* _Task instructions_: Scan the records below, and wherever a line has the word "Autonomous", pull it out.

* _Provided records_:
________
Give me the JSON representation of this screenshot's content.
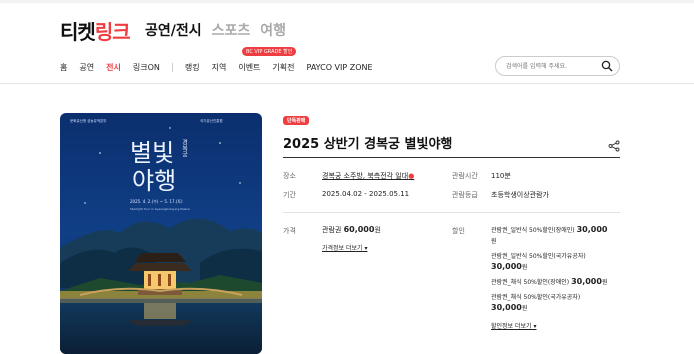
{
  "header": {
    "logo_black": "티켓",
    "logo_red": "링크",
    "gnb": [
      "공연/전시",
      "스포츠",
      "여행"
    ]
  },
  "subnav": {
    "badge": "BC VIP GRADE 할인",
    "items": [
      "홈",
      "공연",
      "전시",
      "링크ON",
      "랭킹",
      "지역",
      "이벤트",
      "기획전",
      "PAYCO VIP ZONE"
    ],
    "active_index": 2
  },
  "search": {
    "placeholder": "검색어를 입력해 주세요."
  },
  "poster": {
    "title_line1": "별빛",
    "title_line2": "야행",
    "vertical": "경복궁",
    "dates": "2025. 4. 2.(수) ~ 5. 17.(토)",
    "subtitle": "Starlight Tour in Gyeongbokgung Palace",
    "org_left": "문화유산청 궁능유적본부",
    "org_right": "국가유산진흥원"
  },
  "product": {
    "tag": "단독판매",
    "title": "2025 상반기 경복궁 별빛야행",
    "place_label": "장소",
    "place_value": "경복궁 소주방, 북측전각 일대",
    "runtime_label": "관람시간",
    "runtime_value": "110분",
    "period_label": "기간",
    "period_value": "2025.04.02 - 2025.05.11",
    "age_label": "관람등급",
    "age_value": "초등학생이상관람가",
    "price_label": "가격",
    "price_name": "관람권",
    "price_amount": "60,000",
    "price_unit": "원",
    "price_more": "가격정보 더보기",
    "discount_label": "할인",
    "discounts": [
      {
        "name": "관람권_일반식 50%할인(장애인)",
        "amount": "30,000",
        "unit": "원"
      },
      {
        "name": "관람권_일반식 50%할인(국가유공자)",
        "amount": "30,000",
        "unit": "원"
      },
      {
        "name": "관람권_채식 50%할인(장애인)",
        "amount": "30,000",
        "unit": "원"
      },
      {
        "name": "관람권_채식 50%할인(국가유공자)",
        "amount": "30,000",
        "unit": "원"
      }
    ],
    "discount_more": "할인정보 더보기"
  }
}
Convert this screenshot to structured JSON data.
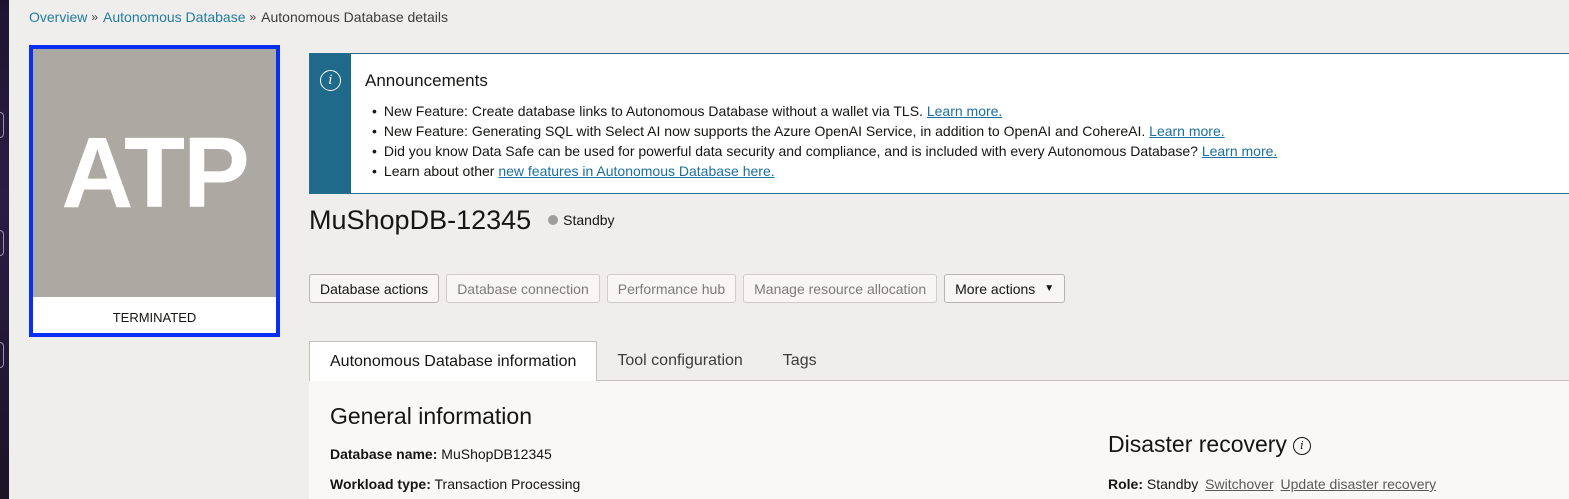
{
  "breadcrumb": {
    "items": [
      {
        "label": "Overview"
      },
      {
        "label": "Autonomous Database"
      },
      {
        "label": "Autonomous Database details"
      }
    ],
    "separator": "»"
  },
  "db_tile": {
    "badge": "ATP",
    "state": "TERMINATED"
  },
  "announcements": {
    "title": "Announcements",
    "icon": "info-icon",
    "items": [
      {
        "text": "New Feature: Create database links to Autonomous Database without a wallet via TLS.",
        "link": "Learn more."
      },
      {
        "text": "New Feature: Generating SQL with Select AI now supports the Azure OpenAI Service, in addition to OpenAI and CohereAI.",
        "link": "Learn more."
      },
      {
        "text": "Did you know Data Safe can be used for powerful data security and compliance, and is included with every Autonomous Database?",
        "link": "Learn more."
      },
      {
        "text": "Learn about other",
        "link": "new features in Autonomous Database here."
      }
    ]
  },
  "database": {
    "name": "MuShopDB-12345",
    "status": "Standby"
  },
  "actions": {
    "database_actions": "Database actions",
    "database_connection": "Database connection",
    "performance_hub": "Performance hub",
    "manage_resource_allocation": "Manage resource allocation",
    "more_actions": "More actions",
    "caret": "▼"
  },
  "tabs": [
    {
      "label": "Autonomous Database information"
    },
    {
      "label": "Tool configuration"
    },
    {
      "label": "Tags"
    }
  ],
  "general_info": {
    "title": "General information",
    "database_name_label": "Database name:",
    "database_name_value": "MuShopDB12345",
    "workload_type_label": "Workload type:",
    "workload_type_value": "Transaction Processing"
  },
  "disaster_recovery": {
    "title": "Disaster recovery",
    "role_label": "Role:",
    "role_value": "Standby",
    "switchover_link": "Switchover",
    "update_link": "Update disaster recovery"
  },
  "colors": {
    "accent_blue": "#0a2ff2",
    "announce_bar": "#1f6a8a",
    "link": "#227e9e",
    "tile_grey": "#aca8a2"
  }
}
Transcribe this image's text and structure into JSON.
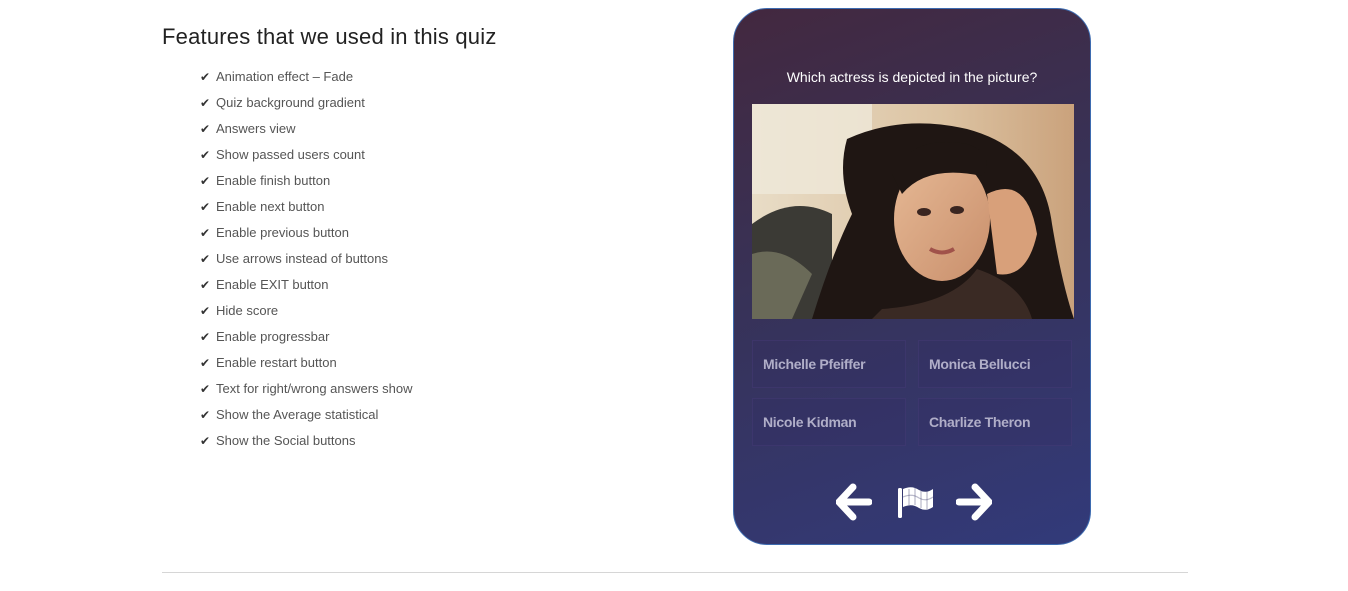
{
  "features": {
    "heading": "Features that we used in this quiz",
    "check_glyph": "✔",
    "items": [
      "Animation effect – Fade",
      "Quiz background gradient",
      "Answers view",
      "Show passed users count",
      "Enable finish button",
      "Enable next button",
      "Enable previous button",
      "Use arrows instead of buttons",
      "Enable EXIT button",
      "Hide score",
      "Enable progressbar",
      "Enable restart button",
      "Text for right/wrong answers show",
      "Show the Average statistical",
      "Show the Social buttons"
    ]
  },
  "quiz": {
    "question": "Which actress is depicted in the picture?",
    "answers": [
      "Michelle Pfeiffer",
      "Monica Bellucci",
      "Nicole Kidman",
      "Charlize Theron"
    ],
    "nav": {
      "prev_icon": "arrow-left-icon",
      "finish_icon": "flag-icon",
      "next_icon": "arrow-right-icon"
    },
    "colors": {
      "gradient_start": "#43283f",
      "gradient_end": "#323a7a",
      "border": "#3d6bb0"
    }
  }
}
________
* _Answer for the task_:
        "label": "Autonomous Database"
        "label": "Autonomous Database details"
        "text": "New Feature: Create database links to Autonomous Database without a wallet via TLS.",
        "text": "Did you know Data Safe can be used for powerful data security and compliance, and is included with every Autonomous Database?",
        "link": "new features in Autonomous Database here."
      "label": "Autonomous Database information"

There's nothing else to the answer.